Skidmore deference purports to be about recognizing expertise, but it operates to confer an advantage on agencies.
We live in an irreligious age but that does not mean that we hold nothing sacred. We have many sacred cows, whole herds of them in fact; and one of them is equality of opportunity. To question the sanctity of this notion – as I have found if not exactly to my cost, at least at the cost of some disapproval of me – is a social faux pas worse than eating peas with your knife.
Recently I spoke to some pupils at a school in Geneva. They were highly privileged children who, as a result of their privileges, were almost certain to remain privileged for the rest of their lives. I mean this as no criticism of them or to arouse any hostility towards them; for among their privileges, or perhaps I should say advantages, was an early appreciation of the necessity to work hard. And in the modern world even the privileged have to work hard in order to maintain their privileges.
Be this all as it may, the question of equality of opportunity came up. Needless to say, all the privileged children were in favor of it; they had absorbed the indisputability of its desirability with their mother’s milk, as it were.
It did not occur to them, of course, that a reduction in their own privileges might conduce to equality of opportunity; or that, if equality were important as a goal in itself, the equal denial of opportunity of some would do as well as the expansion of opportunity to others. Indeed, a complete absence of opportunity for anyone would be equality of opportunity, but it would hardly be desirable.
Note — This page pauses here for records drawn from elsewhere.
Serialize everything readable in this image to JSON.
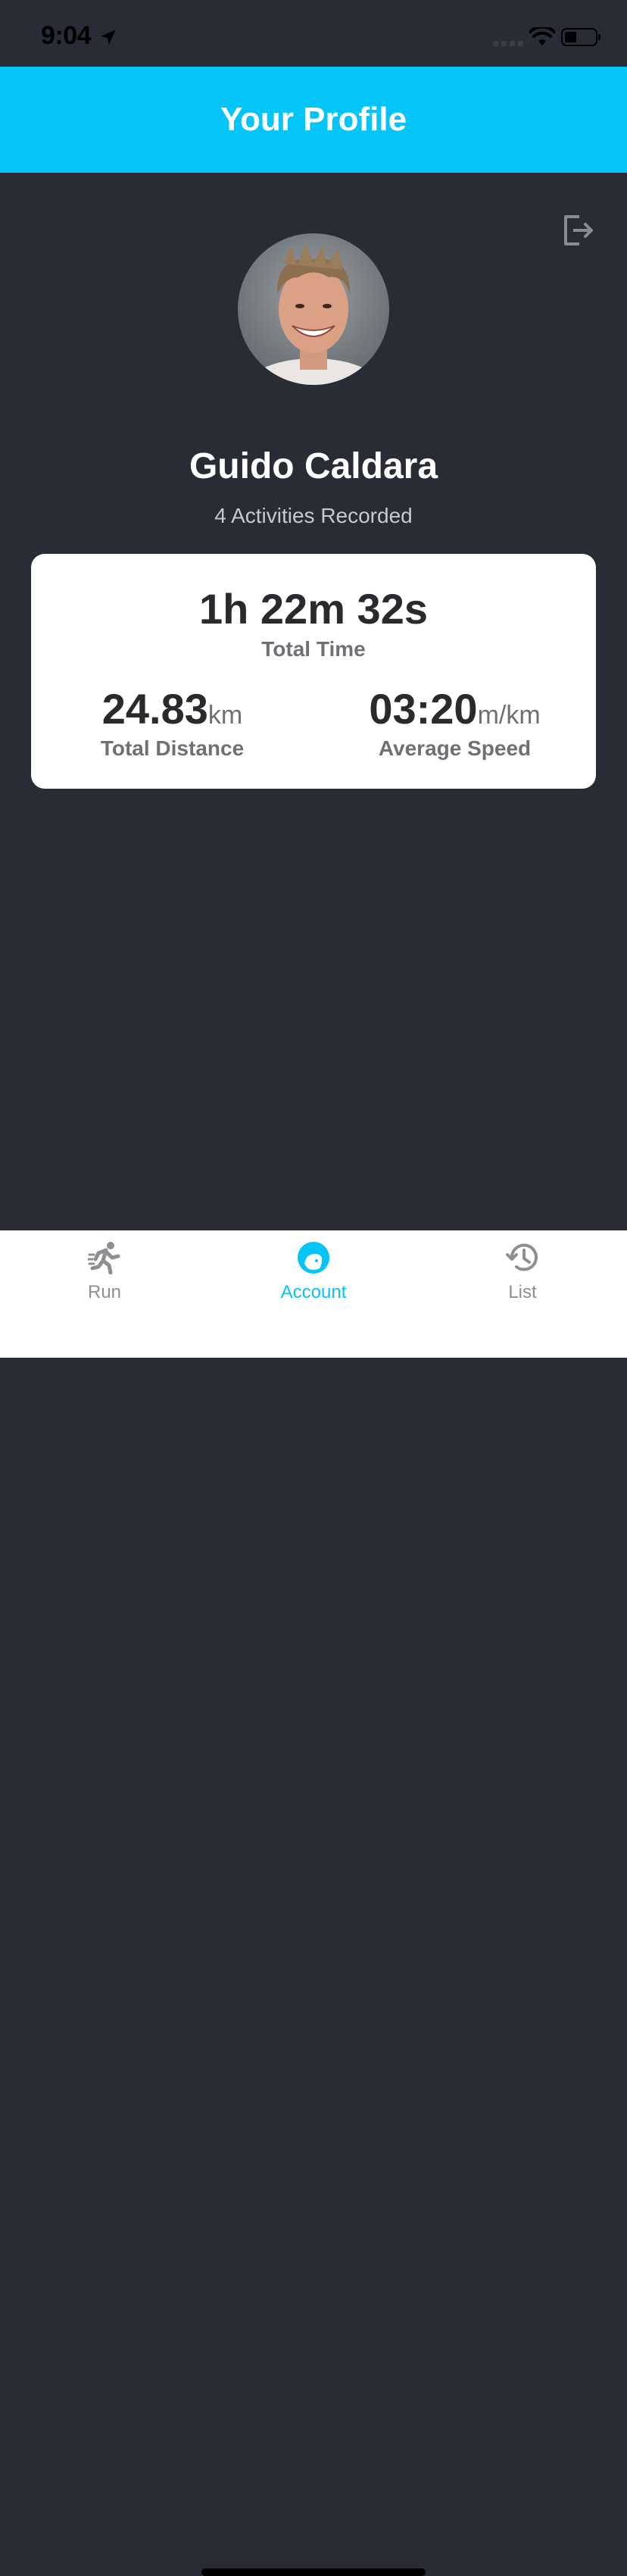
{
  "status_bar": {
    "time": "9:04",
    "icons": [
      "location-arrow-icon",
      "signal-icon",
      "wifi-icon",
      "battery-icon"
    ]
  },
  "header": {
    "title": "Your Profile",
    "background_color": "#05c4f8"
  },
  "profile": {
    "name": "Guido Caldara",
    "activities": "4 Activities Recorded",
    "logout_icon": "logout-icon",
    "avatar_icon": "avatar-photo"
  },
  "stats": {
    "total_time": {
      "value": "1h 22m 32s",
      "label": "Total Time"
    },
    "total_distance": {
      "value": "24.83",
      "unit": "km",
      "label": "Total Distance"
    },
    "average_speed": {
      "value": "03:20",
      "unit": "m/km",
      "label": "Average Speed"
    }
  },
  "tab_bar": {
    "tabs": [
      {
        "label": "Run",
        "icon": "runner-icon",
        "active": false
      },
      {
        "label": "Account",
        "icon": "account-icon",
        "active": true
      },
      {
        "label": "List",
        "icon": "history-icon",
        "active": false
      }
    ],
    "active_color": "#05c4f8",
    "inactive_color": "#8e8e93"
  }
}
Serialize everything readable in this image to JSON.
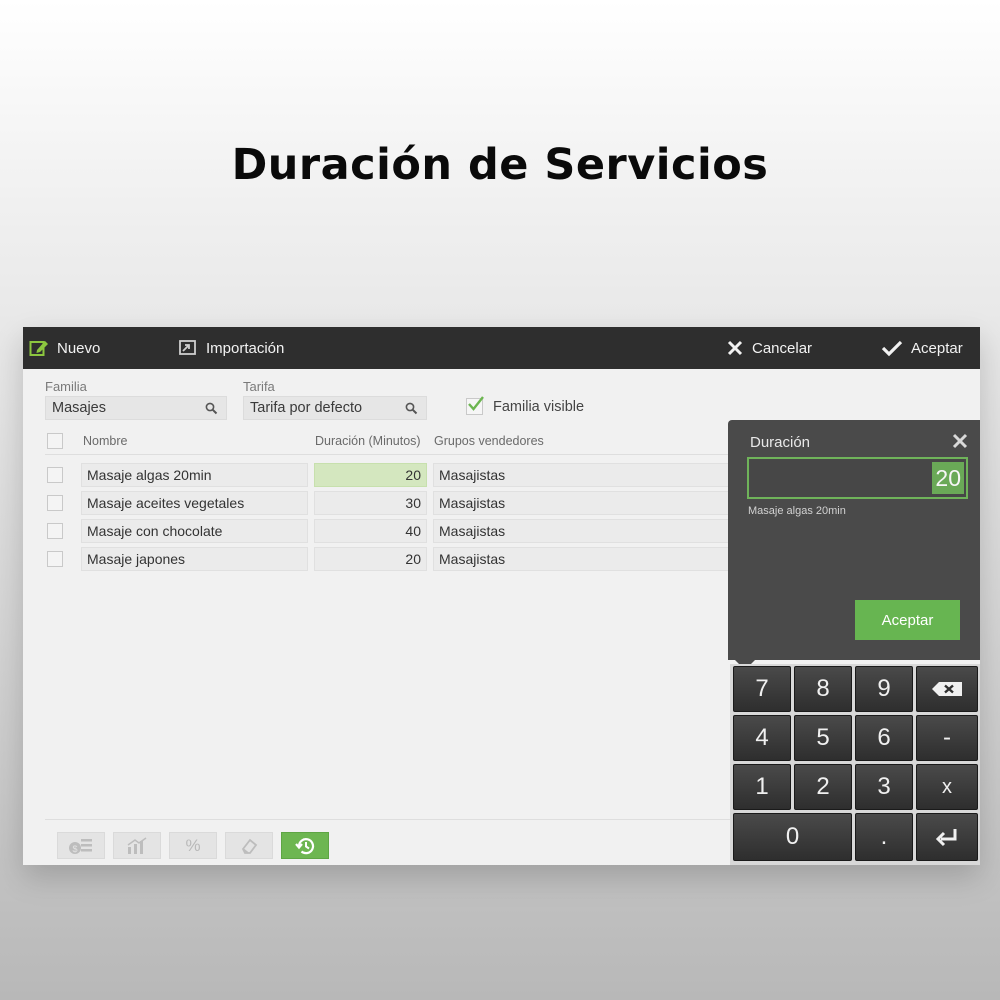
{
  "page_title": "Duración de Servicios",
  "toolbar": {
    "nuevo": "Nuevo",
    "importacion": "Importación",
    "cancelar": "Cancelar",
    "aceptar": "Aceptar"
  },
  "filters": {
    "familia_label": "Familia",
    "familia_value": "Masajes",
    "tarifa_label": "Tarifa",
    "tarifa_value": "Tarifa por defecto",
    "familia_visible_label": "Familia visible",
    "familia_visible_checked": true
  },
  "table": {
    "headers": {
      "nombre": "Nombre",
      "duracion": "Duración (Minutos)",
      "grupos": "Grupos vendedores"
    },
    "rows": [
      {
        "nombre": "Masaje algas 20min",
        "duracion": "20",
        "grupo": "Masajistas"
      },
      {
        "nombre": "Masaje aceites vegetales",
        "duracion": "30",
        "grupo": "Masajistas"
      },
      {
        "nombre": "Masaje con chocolate",
        "duracion": "40",
        "grupo": "Masajistas"
      },
      {
        "nombre": "Masaje japones",
        "duracion": "20",
        "grupo": "Masajistas"
      }
    ]
  },
  "bottom_buttons": [
    "price-list-icon",
    "chart-icon",
    "percent-icon",
    "eraser-icon",
    "history-icon"
  ],
  "bottom_percent": "%",
  "popup": {
    "title": "Duración",
    "value": "20",
    "subtitle": "Masaje algas 20min",
    "accept": "Aceptar"
  },
  "numpad": {
    "row1": [
      "7",
      "8",
      "9"
    ],
    "row2": [
      "4",
      "5",
      "6",
      "-"
    ],
    "row3": [
      "1",
      "2",
      "3",
      "x"
    ],
    "row4": [
      "0",
      "."
    ]
  },
  "colors": {
    "accent": "#6db651",
    "toolbar": "#2e2e2e",
    "popup": "#4a4a4a"
  }
}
I said that of all the notions known to me, equality of opportunity was the most totalitarian. One of the pupils, rather surprised, asked whether I believed in the level playing field, a cliché I detest but which is nevertheless useful (explaining, I suppose, why it became a cliché in the first place).
If by level playing field is meant purely formal (and never quite realized) equality before the law, I was indeed in favor of it. But if what was meant by a level playing field was that everyone should be born with precisely the same opportunities in life I was not merely against it, but I was deeply opposed to it. One could almost hear the gasps of surprise.
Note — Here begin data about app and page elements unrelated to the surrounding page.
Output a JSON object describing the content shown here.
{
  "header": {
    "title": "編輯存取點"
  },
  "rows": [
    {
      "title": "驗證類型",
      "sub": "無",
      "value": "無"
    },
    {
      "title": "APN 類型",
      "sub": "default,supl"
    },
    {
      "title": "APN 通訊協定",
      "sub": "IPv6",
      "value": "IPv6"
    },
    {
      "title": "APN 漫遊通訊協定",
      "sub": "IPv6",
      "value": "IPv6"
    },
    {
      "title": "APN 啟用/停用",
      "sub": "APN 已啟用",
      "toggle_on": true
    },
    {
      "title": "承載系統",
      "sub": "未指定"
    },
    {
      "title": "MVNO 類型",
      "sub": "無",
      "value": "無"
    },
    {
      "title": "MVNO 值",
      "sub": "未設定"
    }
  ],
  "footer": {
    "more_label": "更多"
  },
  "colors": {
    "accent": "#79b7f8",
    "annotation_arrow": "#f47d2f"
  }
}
If one took the goal of equality of opportunity seriously, as in fact nobody does, it would soon lead to Brave New World. Babies and children would have to be brought up in hatcheries to avoid the inevitable influence of parents on a child’s destiny. It does not matter precisely what proportion of a child’s destiny is attributable to heredity and how much to environment; so long as it is conceded that his environment plays some part in it, the necessity for hatcheries, or at least of an utterly uniform environment, would hold. Only the most utopian of totalitarians would find this attractive or desirable.
But the genetic lottery would also have to be fixed: it would be no good having equality of environmental circumstances if the dice were heavily loaded in some children’s favor, or against others, from the moment of conception. Cloning and absolute identity of upbringing are the only way of bringing about equality of opportunity.
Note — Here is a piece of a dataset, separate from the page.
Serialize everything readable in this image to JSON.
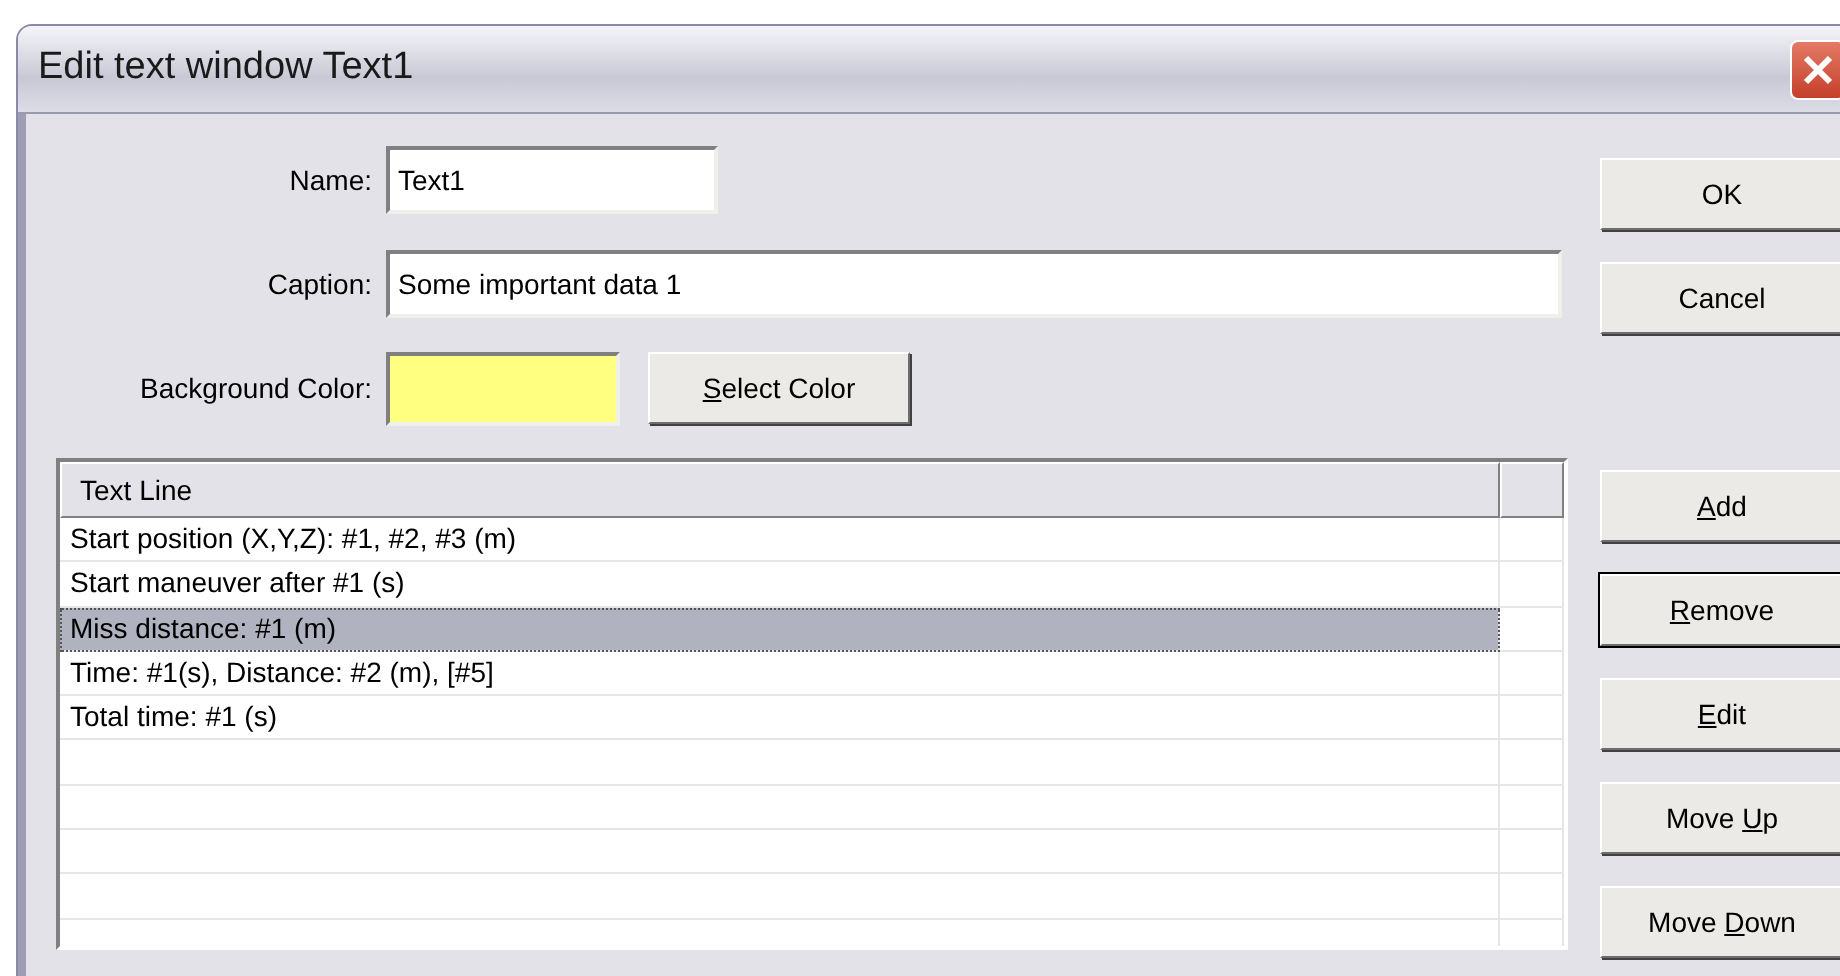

Again, are we speaking of equality of opportunity within societies or between societies? If equality of opportunity is sought in the name of justice, it is difficult to see why a geographical accident of birth, according to which a child born in one country had more opportunity than a child born in another, should be permissible. Equality of opportunity means world government, as Aldous Huxley understood.
In fact, no one really believes in equality of opportunity; it is a slogan uttered more to vaunt the political virtue or bona fides of the person uttering it than it is a consummation deeply desired. But just because a slogan is not really believed in or meant to be believed in does not mean that it can do no harm, quite the contrary.
It should be possible in a modern society to provide everyone with opportunity, if not equality of opportunity. But the slogan of equality of opportunity is a very useful way of disguising the fact that our society denies many of its children opportunities that it should be perfectly possible to open up to them.
Let me illustrate what I mean by reference to my own country, Great Britain. Torrents of crocodile tears are spilt over the inequality of chances between the best off and worst off in the country, an inequality that may actually have increased in late years – precisely at a time when immense expenditures supposedly intended to decrease the inequalities have been undertaken by the government, to the swift ruination of the economy. At the same time, practically no notice is taken of the fact that a very significant proportion of children emerge from state school after eleven years of compulsory attendance hardly able to read or to perform simple arithmetical calculations, despite the fact that about $80,000 has been spent on their education, so called, and that it has been almost conclusively established that the overwhelming majority of children can be taught these things, whatever their social circumstances. This is a scandal of gargantuan proportions, yet it is hardly noticed.
Why? Why a fixation on an impossible chimera, equality of opportunity, and a complete disregard of a perfectly achievable end conducing to more opportunity for millions of actual people, namely teaching them to read and reckon with facility? The answer, I think, is that chasing chimeras is a source of endless job opportunities and bureaucratic expansion; trying to achieve limited, but achievable and invaluable, goals would demand painful change (and possibly even admissions of guilt). There is every reason why a child born to ignorant parents of degraded habits should not have the same life chances as a child born to wealthy and cultivated parents; but there is no reason why he should not learn – that is to say, be taught – to read and write.
Equality of opportunity is not a cry of the people; it is the perpetual alibi of a bureaucracy.